The concert ended with the usual march medley, including “Stars and Stripes Forever” now heard in its original form, and though it had its bad moments the concert was overall one of the more satisfying ones in the series — maybe there wasn’t anyone on the bill as galvanic as Ray Charles, Aretha Franklin, Stevie Wonder, Sarah Vaughan or Jerry Lee Lewis (though Gladys Knight came close), but there was only one really dreadful singer and even relatively minor talents like Darius Rucker and David Arbuleta acquitted themselves well. Still, there seemed to be more of the spirit of America in the show I watched immediately after it, a 2009 Austin City Limits featuring Willie Nelson (playing his ancient guitar, “Trigger,” which he’s had so long — he bought it new in 1954! — it actually has a gaping hole in the soundboard where the fingers of his strumming hand have worn it down through the decades) with the Texas neo-Western-swing band Asleep at the Wheel, whom Nelson has mentored since the 1970’s when he heard that there were a bunch of hippies playing Western swing and told them they should relocate to Austin — which they did.

Even for someone as famously eclectic as Willie Nelson — whose peculiarly intimate voice (he always sounds like he isn’t singing, merely conversing with you in your living room) is as good as ever — the song list for this appearance was pretty weird: it included a cover of “Sweet Jennie Lee,” which Cab Calloway recorded for Victor in 1930; W. C. Handy’s “Hesitation Blues” (though Nelson said he didn’t know where the song had come from or what the title meant!); and an even older, though less obscure, jazz piece than “Sweet Jennie Lee”: “Fan It,” written by Frankie “Halfpint” Jaxon and recorded first by him with a New Orleans band featuring the legendary Freddie Keppard on cornet. It’s less obscure than “Sweet Jennie Lee” because there were jazz covers of it over the years, including ones by Red Nichols and Woody Herman, but it’s still an odd song choice.
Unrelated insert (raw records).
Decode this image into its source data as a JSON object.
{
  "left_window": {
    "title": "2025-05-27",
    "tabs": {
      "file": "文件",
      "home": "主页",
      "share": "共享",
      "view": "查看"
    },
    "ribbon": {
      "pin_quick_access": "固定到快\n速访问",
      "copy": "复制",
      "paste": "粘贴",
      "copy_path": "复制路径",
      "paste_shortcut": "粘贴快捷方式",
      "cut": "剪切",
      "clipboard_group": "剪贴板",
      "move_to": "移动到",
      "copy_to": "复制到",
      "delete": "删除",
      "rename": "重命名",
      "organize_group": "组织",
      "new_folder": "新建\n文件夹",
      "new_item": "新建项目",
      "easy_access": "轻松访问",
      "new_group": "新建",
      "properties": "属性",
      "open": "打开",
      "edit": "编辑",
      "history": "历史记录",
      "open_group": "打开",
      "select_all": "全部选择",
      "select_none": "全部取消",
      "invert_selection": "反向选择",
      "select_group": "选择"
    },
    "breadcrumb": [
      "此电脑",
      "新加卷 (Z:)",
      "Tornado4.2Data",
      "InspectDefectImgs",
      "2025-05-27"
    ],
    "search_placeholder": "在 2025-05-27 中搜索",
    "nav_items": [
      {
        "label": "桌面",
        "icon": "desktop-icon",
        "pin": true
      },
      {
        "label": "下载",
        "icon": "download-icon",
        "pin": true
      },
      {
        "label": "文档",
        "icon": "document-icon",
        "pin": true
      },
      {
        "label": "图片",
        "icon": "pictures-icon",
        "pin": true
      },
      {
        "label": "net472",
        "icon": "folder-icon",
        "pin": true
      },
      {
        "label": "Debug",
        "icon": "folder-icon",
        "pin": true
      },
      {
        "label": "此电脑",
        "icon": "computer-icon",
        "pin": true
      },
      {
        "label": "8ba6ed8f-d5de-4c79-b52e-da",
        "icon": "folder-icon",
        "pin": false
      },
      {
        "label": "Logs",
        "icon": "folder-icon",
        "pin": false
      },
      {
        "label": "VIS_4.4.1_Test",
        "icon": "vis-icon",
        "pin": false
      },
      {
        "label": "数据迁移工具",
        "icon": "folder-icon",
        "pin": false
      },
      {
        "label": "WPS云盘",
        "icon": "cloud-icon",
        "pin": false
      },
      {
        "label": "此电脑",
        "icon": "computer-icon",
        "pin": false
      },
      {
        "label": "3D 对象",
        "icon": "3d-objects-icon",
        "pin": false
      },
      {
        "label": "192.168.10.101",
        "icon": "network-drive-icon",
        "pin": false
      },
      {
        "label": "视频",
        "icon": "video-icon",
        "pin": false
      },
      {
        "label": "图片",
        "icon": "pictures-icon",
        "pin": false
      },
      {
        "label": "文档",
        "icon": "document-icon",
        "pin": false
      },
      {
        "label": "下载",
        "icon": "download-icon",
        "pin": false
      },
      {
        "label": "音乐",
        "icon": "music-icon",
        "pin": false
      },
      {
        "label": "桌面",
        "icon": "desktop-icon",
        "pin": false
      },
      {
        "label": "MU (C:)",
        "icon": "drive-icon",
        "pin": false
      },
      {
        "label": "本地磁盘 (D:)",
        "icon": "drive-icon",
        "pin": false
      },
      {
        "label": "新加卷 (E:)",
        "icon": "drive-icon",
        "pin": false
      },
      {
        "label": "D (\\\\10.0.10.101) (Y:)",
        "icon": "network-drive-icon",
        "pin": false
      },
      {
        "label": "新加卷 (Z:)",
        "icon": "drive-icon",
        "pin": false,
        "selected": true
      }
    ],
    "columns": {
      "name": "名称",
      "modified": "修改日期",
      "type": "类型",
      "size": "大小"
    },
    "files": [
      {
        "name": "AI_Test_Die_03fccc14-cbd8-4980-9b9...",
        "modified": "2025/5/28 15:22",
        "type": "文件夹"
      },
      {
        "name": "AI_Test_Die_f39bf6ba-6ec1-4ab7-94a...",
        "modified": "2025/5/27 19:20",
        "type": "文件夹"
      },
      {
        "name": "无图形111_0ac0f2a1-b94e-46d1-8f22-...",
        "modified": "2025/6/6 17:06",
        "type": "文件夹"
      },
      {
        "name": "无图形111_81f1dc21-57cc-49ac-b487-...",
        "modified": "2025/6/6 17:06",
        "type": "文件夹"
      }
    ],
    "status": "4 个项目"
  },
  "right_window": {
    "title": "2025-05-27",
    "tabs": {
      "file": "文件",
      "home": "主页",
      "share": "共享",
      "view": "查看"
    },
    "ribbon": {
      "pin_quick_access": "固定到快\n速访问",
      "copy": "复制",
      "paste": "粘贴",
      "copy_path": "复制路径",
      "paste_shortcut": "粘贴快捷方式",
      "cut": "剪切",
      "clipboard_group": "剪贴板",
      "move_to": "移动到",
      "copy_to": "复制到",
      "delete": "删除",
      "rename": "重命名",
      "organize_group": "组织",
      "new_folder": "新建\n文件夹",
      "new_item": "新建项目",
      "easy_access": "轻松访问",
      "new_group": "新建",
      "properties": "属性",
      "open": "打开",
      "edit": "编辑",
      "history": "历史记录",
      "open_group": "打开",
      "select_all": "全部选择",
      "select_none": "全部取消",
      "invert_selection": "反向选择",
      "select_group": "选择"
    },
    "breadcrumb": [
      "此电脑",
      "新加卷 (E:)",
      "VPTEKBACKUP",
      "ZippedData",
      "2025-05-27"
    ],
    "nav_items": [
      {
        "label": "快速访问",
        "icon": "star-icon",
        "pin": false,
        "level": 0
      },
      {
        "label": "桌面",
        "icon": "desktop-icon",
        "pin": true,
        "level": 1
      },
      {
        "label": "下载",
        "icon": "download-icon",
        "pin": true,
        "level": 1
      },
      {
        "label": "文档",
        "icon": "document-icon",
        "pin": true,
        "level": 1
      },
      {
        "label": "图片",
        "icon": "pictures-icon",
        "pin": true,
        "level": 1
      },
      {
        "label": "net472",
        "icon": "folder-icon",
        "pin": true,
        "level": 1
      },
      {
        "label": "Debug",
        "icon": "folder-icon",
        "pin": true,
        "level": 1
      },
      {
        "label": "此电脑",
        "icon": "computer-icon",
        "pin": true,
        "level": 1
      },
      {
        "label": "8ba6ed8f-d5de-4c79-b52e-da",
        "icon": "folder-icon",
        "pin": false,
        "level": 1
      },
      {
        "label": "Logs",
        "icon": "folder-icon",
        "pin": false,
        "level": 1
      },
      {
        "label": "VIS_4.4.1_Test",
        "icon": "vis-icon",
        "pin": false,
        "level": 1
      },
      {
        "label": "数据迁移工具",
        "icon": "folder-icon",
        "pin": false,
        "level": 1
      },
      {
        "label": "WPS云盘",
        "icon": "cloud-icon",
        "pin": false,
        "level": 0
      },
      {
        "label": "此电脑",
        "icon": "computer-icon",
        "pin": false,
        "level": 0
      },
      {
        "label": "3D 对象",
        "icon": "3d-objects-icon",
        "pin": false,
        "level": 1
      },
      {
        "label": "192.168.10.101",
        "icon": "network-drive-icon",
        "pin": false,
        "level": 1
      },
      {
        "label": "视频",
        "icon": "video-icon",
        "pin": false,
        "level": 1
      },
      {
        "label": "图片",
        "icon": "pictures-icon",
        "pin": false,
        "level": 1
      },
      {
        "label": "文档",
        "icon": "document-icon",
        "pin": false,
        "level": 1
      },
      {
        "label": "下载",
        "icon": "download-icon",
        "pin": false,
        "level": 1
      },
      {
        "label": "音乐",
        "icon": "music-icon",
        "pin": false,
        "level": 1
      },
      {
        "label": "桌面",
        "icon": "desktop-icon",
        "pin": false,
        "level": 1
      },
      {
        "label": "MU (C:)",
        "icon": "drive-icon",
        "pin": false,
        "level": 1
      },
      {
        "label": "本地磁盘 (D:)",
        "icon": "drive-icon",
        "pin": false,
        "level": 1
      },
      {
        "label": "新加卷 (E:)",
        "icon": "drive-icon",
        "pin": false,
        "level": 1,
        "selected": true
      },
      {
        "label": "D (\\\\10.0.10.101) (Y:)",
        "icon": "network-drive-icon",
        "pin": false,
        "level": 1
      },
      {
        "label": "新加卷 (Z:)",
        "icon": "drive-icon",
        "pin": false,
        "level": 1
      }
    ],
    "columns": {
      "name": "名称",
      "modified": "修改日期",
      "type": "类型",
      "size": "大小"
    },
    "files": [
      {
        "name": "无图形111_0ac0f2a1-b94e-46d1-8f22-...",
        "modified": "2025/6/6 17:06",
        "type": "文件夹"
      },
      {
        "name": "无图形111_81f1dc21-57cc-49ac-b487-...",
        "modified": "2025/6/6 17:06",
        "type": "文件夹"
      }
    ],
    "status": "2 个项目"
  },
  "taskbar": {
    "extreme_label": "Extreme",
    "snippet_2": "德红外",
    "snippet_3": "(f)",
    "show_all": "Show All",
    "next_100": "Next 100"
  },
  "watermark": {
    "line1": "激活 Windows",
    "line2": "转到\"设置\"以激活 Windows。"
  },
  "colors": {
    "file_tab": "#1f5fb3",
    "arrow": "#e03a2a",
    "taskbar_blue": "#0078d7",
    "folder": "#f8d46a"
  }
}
They also played the traditional blues “Sittin’ on Top of the World” (usually credited to Howlin’ Wolf but apparently originally written by Wolf’s mentor, Charley Patton; it had certainly made its way into the wider world before Wolf recorded it — even Ray Charles had done a Nat “King” Cole-flavored version for Swingtime about five years before Wolf did it for Chess) with Asleep at the Wheel member Elizabeth McQueen on second vocal.

Nelson began the show with some of his early-1960’s hits — the songs he sold to others, like “Crazy” (it wasn’t until Nelson performed this on the very first Austin City Limits show in 1975 that I realized he had written it!) and “Funny How Time Slips Away,” and it was only towards the end of the show that he trotted out his late-1970’s/early-1980’s M.O.R. hits (“You Were Always On My Mind” and “On the Road Again”) that transformed him from cult country singer to mainstream attraction.